Climate change is a global challenge that affects every aspect of our lives. It is causing rising temperatures, more frequent and severe natural disasters, and a host of other environmental changes that are having profound effects on our physical health, economic stability, and social well-being. However, the impact of climate change on mental health is often overlooked, even though it is a significant and growing concern. As temperatures continue to rise and natural disasters become more frequent, the psychological toll of climate change is becoming increasingly apparent. From anxiety and depression to PTSD and grief, the mental health consequences of climate change are affecting individuals, families, and communities around the world. Understanding these impacts is essential for addressing the full scope of the climate change challenge and developing effective strategies for adaptation and resilience.
One of the most obvious ways that climate change can affect mental health is through the increased frequency and severity of natural disasters. Hurricanes, floods, and wildfires are becoming more common and more destructive, displacing communities and causing trauma and grief. People who have experienced these disasters may suffer from anxiety, depression, and post-traumatic stress disorder (PTSD). Even those who have not experienced a disaster firsthand may feel anxious or depressed about the possibility of one occurring in their community.
In addition to natural disasters, climate change can also affect mental health through its impact on physical health. Higher temperatures can exacerbate existing health conditions, such as asthma and heart disease, and can also lead to heat exhaustion and heat stroke. This can cause anxiety and stress for individuals who are already dealing with health challenges, as well as for those who worry about the health of loved ones.
Climate change can also have social and economic consequences that can affect mental health. As the effects of climate change become more severe, people may be forced to move from their homes and communities. This can lead to a sense of loss and dislocation, as well as anxiety about the future. In addition, climate change can lead to economic instability, which can cause stress and anxiety about job security and financial stability.
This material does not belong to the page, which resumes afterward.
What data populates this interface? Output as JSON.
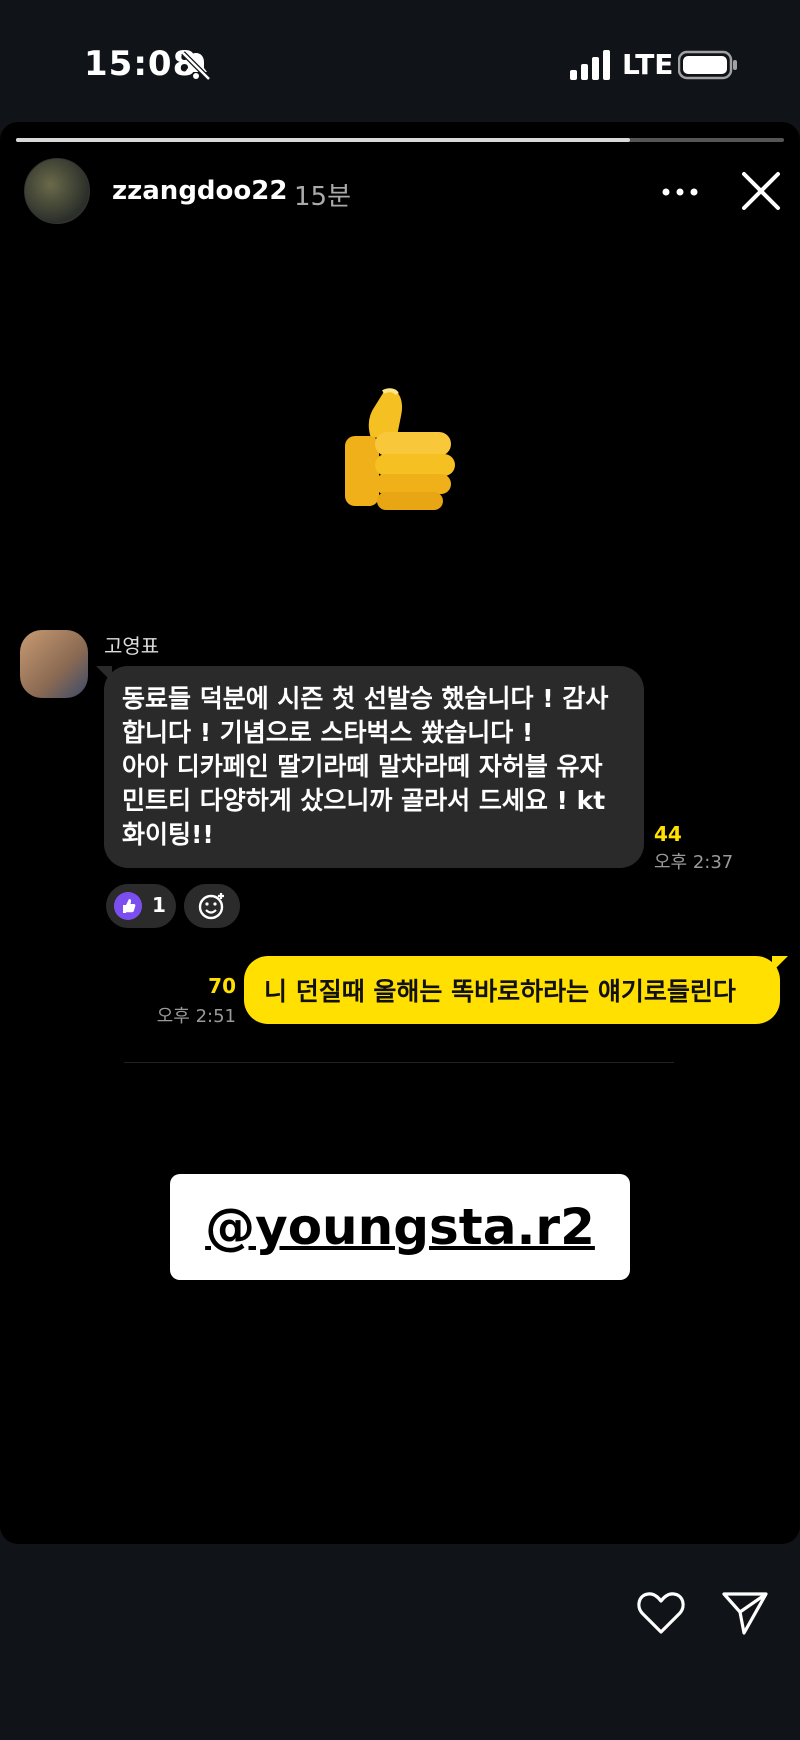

Furthermore, climate change can have a disproportionate impact on certain communities, particularly those that are already marginalised or vulnerable. For example, low-income communities and communities of colour may be more likely to live in areas that are prone to flooding or other natural disasters. This can lead to a sense of injustice and anger, as well as anxiety and depression about the future.
Here are some statistics that support the psychological toll of climate change and how global warming is effecting mental health.
A study conducted in 2017 found that the incidence of depression and anxiety increased by 4% and 5%, respectively, for every 1°C increase in temperature.
According to the World Health Organisation (WHO), natural disasters affect approximately 160 million people worldwide each year. These events can cause a range of mental health issues, including PTSD, depression, and anxiety.
A 2020 report by the American Psychological Association (APA) found that climate change is a significant source of stress for many people. The report found that 56% of American adults feel helpless about climate change, and 72% feel that climate change is a major concern.
The impacts of climate change are not distributed equally across populations. Low-income and marginalised communities are disproportionately affected by climate change and are more likely to experience negative mental health outcomes as a result.
A survey conducted in the aftermath of Hurricane Katrina found that 49% of respondents experienced symptoms of PTSD, while 45% experienced symptoms of depression.
These statistics demonstrate the significant impact that climate change can have on mental health and highlight the need for increased attention to this issue.
In conclusion, the effects of climate change on mental health are significant and far-reaching. As temperatures continue to rise and natural disasters become more frequent, it is important that we take steps to address the psychological impact of climate change. This may include providing mental health support for individuals who have experienced natural disasters, investing in community resilience, and addressing the social and economic inequalities that make certain communities more vulnerable to the effects of climate change. By taking action now, we can help to mitigate the psychological impact of climate change and build a more resilient and healthy society.